"Cap o' Rushes" Lesson Plan

Elementary, Intermediate, Junior high

by Jean D. Rusting,
Author of The Multicultural Cinderella. Rusting Educational Services (4523 Elinora Ave., Oakland, CA, 94619)


Students will: Note to teacher: there are more activities below than you will want to use. Review and highlight those most suited to your class.

Materials needed

A copy of "Cap o' Rushes" is available on the Internet from the Tales of Wonder site.

The teacher needs paper to reproduce handouts: a copy of the story for each student, newspaper/construction paper/brown paper bags/scissors/tape for the group garment-making exercise, and art materials for graphic response.

Pre-reading strategies

Pre-reading/writing prompts: Review/define these words: drama, script, radio play, narrator, choral reading, Greek chorus (spoken), dialog, fade in, fade out, announcer, artistic license, stage, live action

Read and listen/perform and present strategies

"Cap o' Rushes" is just a little over two pages long and consists mainly of dialog. Students read the story out loud in small read-around groups to get a sense of the action.

The players:

Students work in small groups to decide how many speaking parts there are to be. Although there are nine parts, some people speak together, and students may decide to have several narrators speaking at different times, or several narrators acting like a Greek chorus. Group are free to use artistic license in presenting and interpreting the story for the class.

Post-reading strategies

Post-writing prompt: In this version of Cap o' Rushes the father admits he was wrong and the daughter forgives him. What do you think about this ending? What other ways might this story end?

Spelling list exercise: Students work in small groups to develop a list of 10 or 15 words which group members believe everyone should be able to spell. In whole class students combine their lists and then play spelling games or take written test.

Compare/contrast exercise: If students have recently read another Cinderella version they discuss common elements, similarities and differences.

Graphic response exercise:

Make a comic book of "Cap o' Rushes" using one, two or three sheets of 8 1/2" x 11" paper.

  1. Fold the paper in half the long way. The folded paper is 4 1/4" by 11".
  2. Open paper out flat and fold it in half the short way. The folded paper is 8 1/2" by 5 1/2".
  3. Open the paper out flat and fold the 8 1/2" right edge into the center fold.
  4. Open the paper out flat and make the same fold from the 8 1/2" left edge.
  5. Now, open the paper out flat and look at it. Your 8 1/2" by 11" paper has 8 boxes.
Illustrate the story by drawing the action and showing conversation in each box. The first box (top left corner box) is the title box. Put the title of the story and the name of the student author/illustrator in the first box.

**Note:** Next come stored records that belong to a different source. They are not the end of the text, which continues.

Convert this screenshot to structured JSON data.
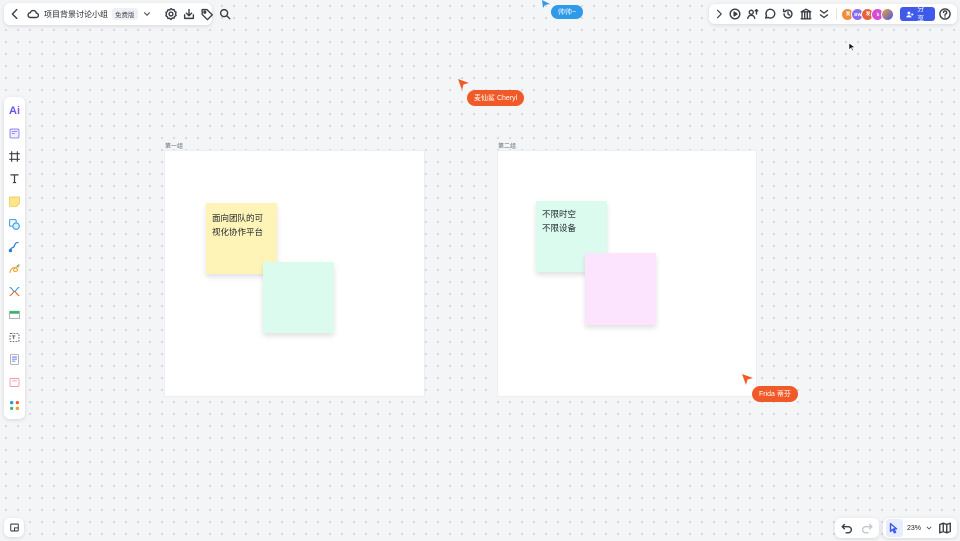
{
  "header": {
    "doc_title": "项目背景讨论小组",
    "plan_badge": "免费版"
  },
  "top_right": {
    "share_label": "分享",
    "avatars": [
      {
        "initials": "发",
        "color": "#f08c3d"
      },
      {
        "initials": "BW",
        "color": "#8b6cf0"
      },
      {
        "initials": "发",
        "color": "#e8613a"
      },
      {
        "initials": "b",
        "color": "#d84bd6"
      },
      {
        "initials": "",
        "color": "#f0a13a"
      }
    ]
  },
  "collaborators": {
    "top": {
      "name": "帅帅~",
      "color": "#2f9ae8"
    },
    "middle": {
      "name": "麦仙鲨 Cheryl",
      "color": "#f05a28"
    },
    "bottom": {
      "name": "Frida 蒂芬",
      "color": "#f05a28"
    }
  },
  "frames": [
    {
      "label": "第一组",
      "notes": [
        {
          "text": "面向团队的可视化协作平台",
          "color": "#fff4b8"
        },
        {
          "text": "",
          "color": "#dcfbef"
        }
      ]
    },
    {
      "label": "第二组",
      "notes": [
        {
          "text": "不限时空\n不限设备",
          "color": "#dcfbef"
        },
        {
          "text": "",
          "color": "#fce4ff"
        }
      ]
    }
  ],
  "zoom": {
    "level": "23%"
  }
}
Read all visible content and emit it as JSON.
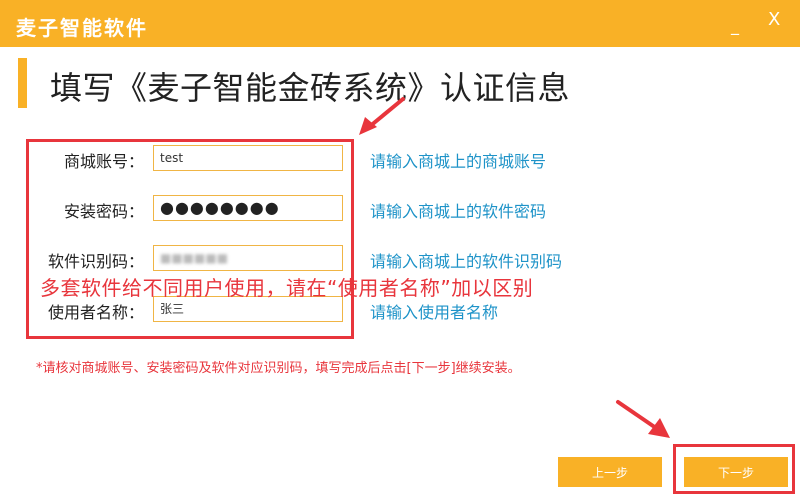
{
  "window": {
    "title": "麦子智能软件",
    "minimize_glyph": "_",
    "close_glyph": "X"
  },
  "heading": "填写《麦子智能金砖系统》认证信息",
  "form": {
    "fields": [
      {
        "label": "商城账号：",
        "value": "test",
        "hint": "请输入商城上的商城账号"
      },
      {
        "label": "安装密码：",
        "value": "●●●●●●●●",
        "hint": "请输入商城上的软件密码"
      },
      {
        "label": "软件识别码：",
        "value": "■■■■■■",
        "hint": "请输入商城上的软件识别码"
      },
      {
        "label": "使用者名称：",
        "value": "张三",
        "hint": "请输入使用者名称"
      }
    ]
  },
  "annotation": {
    "overlay_text": "多套软件给不同用户使用，请在“使用者名称”加以区别",
    "color": "#e8353c"
  },
  "notice": "*请核对商城账号、安装密码及软件对应识别码，填写完成后点击[下一步]继续安装。",
  "buttons": {
    "prev": "上一步",
    "next": "下一步"
  },
  "colors": {
    "accent": "#f9b126",
    "hint": "#1e93c8",
    "annotation": "#e8353c"
  }
}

Before you actually begin to draw your comic book look at the text of the story and write out the captions for the remaining 15 boxes.

For example:

The above list is only a suggestion. Square One could show all three daughters talking at once, responding to the father's question.

Review the story and figure out how many dialog boxes or scenes you will want. You may find you need at least two pages and possible 3 pages to create your own unique "Cap o' Rushes" comic book.

Weaving/plaiting exercises:

Teams of students create a woven or plaited cape from materials at hand: construction paper, newspaper, brown bags. Assign someone in the group to be the historian, the person who records that actions of the others. The historian does not participate in making the cape, but simply records who said what and who did what. The challenge for the teams: make such a cape-like garment which covers the whole body of one of the members of the group. How will your team go about making one. How long does it take to create a wearable cape? The historian for each group reports on the group efforts. Whole class judges the best garment. Students listen to the report from each group and then discuss what they learned from this activity.

Post-reading discussion--a new name for Cap o' Rushes: In small groups students discuss an appropriate name and give a reason for that name. Students then share their discussions with the whole class.

Library and Research

The story of "Cap o' Rushes" is found in several picture books and in various collections. As an extra-credit homework assignment, students browse their local library shelves for these titles. Hint: look in anthologies. Extra-credit assignment: Researchers say that King Lear comes from a Cap o' Rushes story. What can you find out about the story of King Lear?

Extra-credit assignment: What do you know about the art of weaving? Macramé? Crocheting? Knitting?

Copyright © 1995 by Jean Rusting (jeanner@ousd.k12.ca.us). All rights reserved.
Converted to HTML (with permission) July 26, 1995 by David K Brown (dkbrown@acs.ucalgary.ca)